• [EXTRACTED RECORDS]
····················

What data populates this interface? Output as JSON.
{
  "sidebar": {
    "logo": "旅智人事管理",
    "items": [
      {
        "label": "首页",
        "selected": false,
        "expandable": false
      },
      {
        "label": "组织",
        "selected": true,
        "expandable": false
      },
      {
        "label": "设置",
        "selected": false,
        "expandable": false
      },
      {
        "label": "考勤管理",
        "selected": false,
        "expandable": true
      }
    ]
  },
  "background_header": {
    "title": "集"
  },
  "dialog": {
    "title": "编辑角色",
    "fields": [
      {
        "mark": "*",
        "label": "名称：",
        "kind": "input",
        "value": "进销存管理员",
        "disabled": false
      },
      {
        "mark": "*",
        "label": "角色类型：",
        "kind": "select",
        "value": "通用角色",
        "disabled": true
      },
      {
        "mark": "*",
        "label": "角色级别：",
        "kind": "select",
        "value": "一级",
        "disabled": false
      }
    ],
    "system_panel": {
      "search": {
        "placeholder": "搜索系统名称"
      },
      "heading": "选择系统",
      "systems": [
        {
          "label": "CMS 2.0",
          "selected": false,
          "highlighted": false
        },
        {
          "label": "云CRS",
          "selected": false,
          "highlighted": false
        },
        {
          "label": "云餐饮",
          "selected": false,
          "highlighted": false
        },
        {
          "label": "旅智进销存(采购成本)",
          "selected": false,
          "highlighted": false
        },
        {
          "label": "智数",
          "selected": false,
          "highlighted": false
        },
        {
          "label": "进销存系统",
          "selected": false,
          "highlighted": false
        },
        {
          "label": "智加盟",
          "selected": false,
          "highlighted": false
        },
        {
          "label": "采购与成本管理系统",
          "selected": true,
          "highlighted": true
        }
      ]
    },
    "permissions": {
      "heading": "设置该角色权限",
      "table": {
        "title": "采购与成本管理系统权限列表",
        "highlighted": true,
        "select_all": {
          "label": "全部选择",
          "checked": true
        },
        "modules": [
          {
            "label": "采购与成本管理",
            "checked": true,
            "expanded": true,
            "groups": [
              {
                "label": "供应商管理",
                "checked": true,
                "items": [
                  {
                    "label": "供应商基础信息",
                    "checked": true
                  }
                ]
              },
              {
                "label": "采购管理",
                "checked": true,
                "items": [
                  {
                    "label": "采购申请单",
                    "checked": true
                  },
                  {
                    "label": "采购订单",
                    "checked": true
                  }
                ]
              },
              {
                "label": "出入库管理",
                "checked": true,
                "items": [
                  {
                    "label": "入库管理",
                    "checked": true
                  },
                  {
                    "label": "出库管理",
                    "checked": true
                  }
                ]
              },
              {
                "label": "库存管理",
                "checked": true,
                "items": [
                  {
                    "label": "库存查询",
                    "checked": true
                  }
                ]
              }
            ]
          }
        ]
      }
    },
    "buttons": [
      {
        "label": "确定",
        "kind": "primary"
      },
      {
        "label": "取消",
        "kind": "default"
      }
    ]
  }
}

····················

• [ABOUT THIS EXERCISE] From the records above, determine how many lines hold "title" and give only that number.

• [ANSWER BOX] 3